======== GIVEN ENTRIES ========
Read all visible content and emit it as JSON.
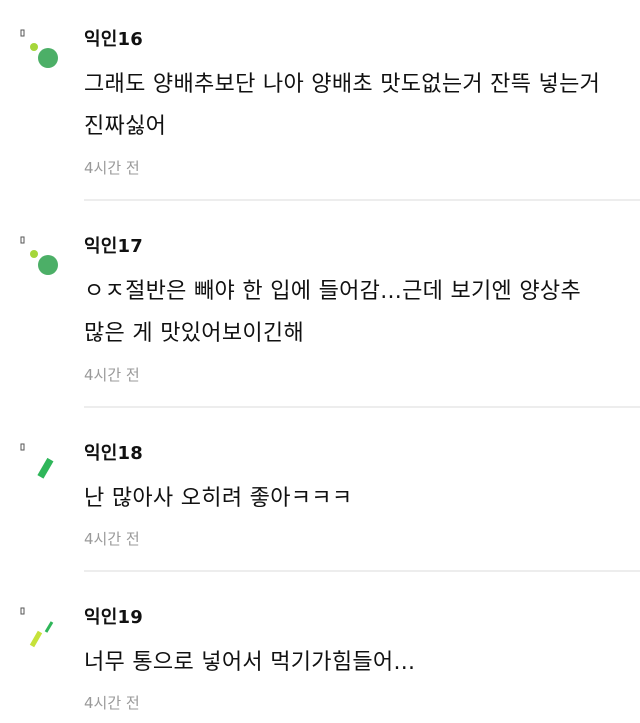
{
  "comments": [
    {
      "author": "익인16",
      "text": "그래도 양배추보단 나아 양배초 맛도없는거 잔뜩 넣는거 진짜싫어",
      "time": "4시간 전",
      "avatar_icon": "green-dots-icon"
    },
    {
      "author": "익인17",
      "text": "ㅇㅈ절반은 빼야 한 입에 들어감...근데 보기엔 양상추 많은 게 맛있어보이긴해",
      "time": "4시간 전",
      "avatar_icon": "green-dots-icon"
    },
    {
      "author": "익인18",
      "text": "난 많아사 오히려 좋아ㅋㅋㅋ",
      "time": "4시간 전",
      "avatar_icon": "green-bar-icon"
    },
    {
      "author": "익인19",
      "text": "너무 통으로 넣어서 먹기가힘들어...",
      "time": "4시간 전",
      "avatar_icon": "green-slashes-icon"
    }
  ],
  "colors": {
    "avatar_green": "#4caf67",
    "avatar_lime": "#a5d63a",
    "avatar_dark": "#555555",
    "timestamp": "#9a9a9a",
    "divider": "#ededed"
  }
}
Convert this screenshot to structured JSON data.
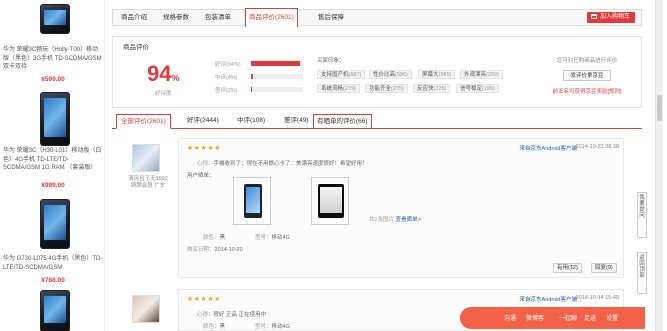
{
  "left_products": [
    {
      "name": "华为 荣耀3C畅玩（Holly-T00）移动版（黑色）3G手机 TD-SCDMA/GSM 双卡双待",
      "price": "¥599.00"
    },
    {
      "name": "华为 荣耀3C（H30-L01）移动版（白色）4G手机 TD-LTE/TD-SCDMA/GSM 1G RAM （套装版）",
      "price": "¥999.00"
    },
    {
      "name": "华为 G730-L075 4G手机（黑色）TD-LTE/TD-SCDMA/GSM",
      "price": "¥788.00"
    }
  ],
  "tabs": [
    "商品介绍",
    "规格参数",
    "包装清单",
    "商品评价",
    "售后保障"
  ],
  "active_tab_count": "(2601)",
  "add_to_cart": "加入购物车",
  "review_heading": "商品评价",
  "good_rate": "94",
  "good_rate_unit": "%",
  "good_rate_label": "好评度",
  "rates": [
    {
      "label": "好评(94%)",
      "value": 0.94
    },
    {
      "label": "中评(4%)",
      "value": 0.04
    },
    {
      "label": "差评(2%)",
      "value": 0.02
    }
  ],
  "impression_label": "买家印象：",
  "tags": [
    {
      "name": "支持国产机",
      "count": "(687)"
    },
    {
      "name": "性价比高",
      "count": "(596)"
    },
    {
      "name": "屏幕大",
      "count": "(365)"
    },
    {
      "name": "外观漂亮",
      "count": "(299)"
    },
    {
      "name": "系统流畅",
      "count": "(279)"
    },
    {
      "name": "功能齐全",
      "count": "(275)"
    },
    {
      "name": "反应快",
      "count": "(225)"
    },
    {
      "name": "信号稳定",
      "count": "(195)"
    }
  ],
  "side_question": "您可对已购商品进行评价",
  "write_review": "发评价拿京豆",
  "side_link": "前五名可获得京豆奖励[规则]",
  "filter_tabs": [
    "全部评价(2601)",
    "好评(2444)",
    "中评(108)",
    "差评(49)",
    "有晒单的评价(66)"
  ],
  "reviews": [
    {
      "stars": "★★★★★",
      "user": "清风且了无1992",
      "level": "铜牌会员 广东",
      "source": "来自京东Android客户端",
      "date": "2014-10-22 08:38",
      "heart_label": "心得：",
      "heart": "手機收到了：現在不用擔心卡了：美漂亮速度很好！希望好用！",
      "shots_label": "用户晒单：",
      "shots_count": "共2张图片",
      "shots_link": "查看晒单>",
      "color_label": "颜色：",
      "color": "黑",
      "type_label": "型号：",
      "type": "移动4G",
      "buy_date_label": "购买日期：",
      "buy_date": "2014-10-20",
      "useful": "有用(12)",
      "reply": "回复(9)"
    },
    {
      "stars": "★★★★★",
      "source": "来自京东Android客户端",
      "date": "2014-10-14 15:49",
      "heart_label": "心得：",
      "heart": "很好 正品 正在使用中",
      "color_label": "颜色：",
      "color": "黑",
      "type_label": "型号：",
      "type": "移动4G"
    }
  ],
  "side_tools": [
    "我要提问",
    "返回顶部"
  ],
  "bottom_bar": [
    "沟通",
    "微博客",
    "一起聊",
    "足迹",
    "设置"
  ]
}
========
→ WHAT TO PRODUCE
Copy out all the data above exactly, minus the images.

→ REPLY
Read all visible content and emit it as JSON.
{
  "comments": [
    {
      "author": "익인16",
      "text": "그래도 양배추보단 나아 양배초 맛도없는거 잔뜩 넣는거 진짜싫어",
      "time": "4시간 전",
      "avatar_icon": "green-dots-icon"
    },
    {
      "author": "익인17",
      "text": "ㅇㅈ절반은 빼야 한 입에 들어감...근데 보기엔 양상추 많은 게 맛있어보이긴해",
      "time": "4시간 전",
      "avatar_icon": "green-dots-icon"
    },
    {
      "author": "익인18",
      "text": "난 많아사 오히려 좋아ㅋㅋㅋ",
      "time": "4시간 전",
      "avatar_icon": "green-bar-icon"
    },
    {
      "author": "익인19",
      "text": "너무 통으로 넣어서 먹기가힘들어...",
      "time": "4시간 전",
      "avatar_icon": "green-slashes-icon"
    }
  ],
  "colors": {
    "avatar_green": "#4caf67",
    "avatar_lime": "#a5d63a",
    "avatar_dark": "#555555",
    "timestamp": "#9a9a9a",
    "divider": "#ededed"
  }
}
Convert this screenshot to structured JSON data.
{
  "left_products": [
    {
      "name": "华为 荣耀3C畅玩（Holly-T00）移动版（黑色）3G手机 TD-SCDMA/GSM 双卡双待",
      "price": "¥599.00"
    },
    {
      "name": "华为 荣耀3C（H30-L01）移动版（白色）4G手机 TD-LTE/TD-SCDMA/GSM 1G RAM （套装版）",
      "price": "¥999.00"
    },
    {
      "name": "华为 G730-L075 4G手机（黑色）TD-LTE/TD-SCDMA/GSM",
      "price": "¥788.00"
    }
  ],
  "tabs": [
    "商品介绍",
    "规格参数",
    "包装清单",
    "商品评价",
    "售后保障"
  ],
  "active_tab_count": "(2601)",
  "add_to_cart": "加入购物车",
  "review_heading": "商品评价",
  "good_rate": "94",
  "good_rate_unit": "%",
  "good_rate_label": "好评度",
  "rates": [
    {
      "label": "好评(94%)",
      "value": 0.94
    },
    {
      "label": "中评(4%)",
      "value": 0.04
    },
    {
      "label": "差评(2%)",
      "value": 0.02
    }
  ],
  "impression_label": "买家印象：",
  "tags": [
    {
      "name": "支持国产机",
      "count": "(687)"
    },
    {
      "name": "性价比高",
      "count": "(596)"
    },
    {
      "name": "屏幕大",
      "count": "(365)"
    },
    {
      "name": "外观漂亮",
      "count": "(299)"
    },
    {
      "name": "系统流畅",
      "count": "(279)"
    },
    {
      "name": "功能齐全",
      "count": "(275)"
    },
    {
      "name": "反应快",
      "count": "(225)"
    },
    {
      "name": "信号稳定",
      "count": "(195)"
    }
  ],
  "side_question": "您可对已购商品进行评价",
  "write_review": "发评价拿京豆",
  "side_link": "前五名可获得京豆奖励[规则]",
  "filter_tabs": [
    "全部评价(2601)",
    "好评(2444)",
    "中评(108)",
    "差评(49)",
    "有晒单的评价(66)"
  ],
  "reviews": [
    {
      "stars": "★★★★★",
      "user": "清风且了无1992",
      "level": "铜牌会员 广东",
      "source": "来自京东Android客户端",
      "date": "2014-10-22 08:38",
      "heart_label": "心得：",
      "heart": "手機收到了：現在不用擔心卡了：美漂亮速度很好！希望好用！",
      "shots_label": "用户晒单：",
      "shots_count": "共2张图片",
      "shots_link": "查看晒单>",
      "color_label": "颜色：",
      "color": "黑",
      "type_label": "型号：",
      "type": "移动4G",
      "buy_date_label": "购买日期：",
      "buy_date": "2014-10-20",
      "useful": "有用(12)",
      "reply": "回复(9)"
    },
    {
      "stars": "★★★★★",
      "source": "来自京东Android客户端",
      "date": "2014-10-14 15:49",
      "heart_label": "心得：",
      "heart": "很好 正品 正在使用中",
      "color_label": "颜色：",
      "color": "黑",
      "type_label": "型号：",
      "type": "移动4G"
    }
  ],
  "side_tools": [
    "我要提问",
    "返回顶部"
  ],
  "bottom_bar": [
    "沟通",
    "微博客",
    "一起聊",
    "足迹",
    "设置"
  ]
}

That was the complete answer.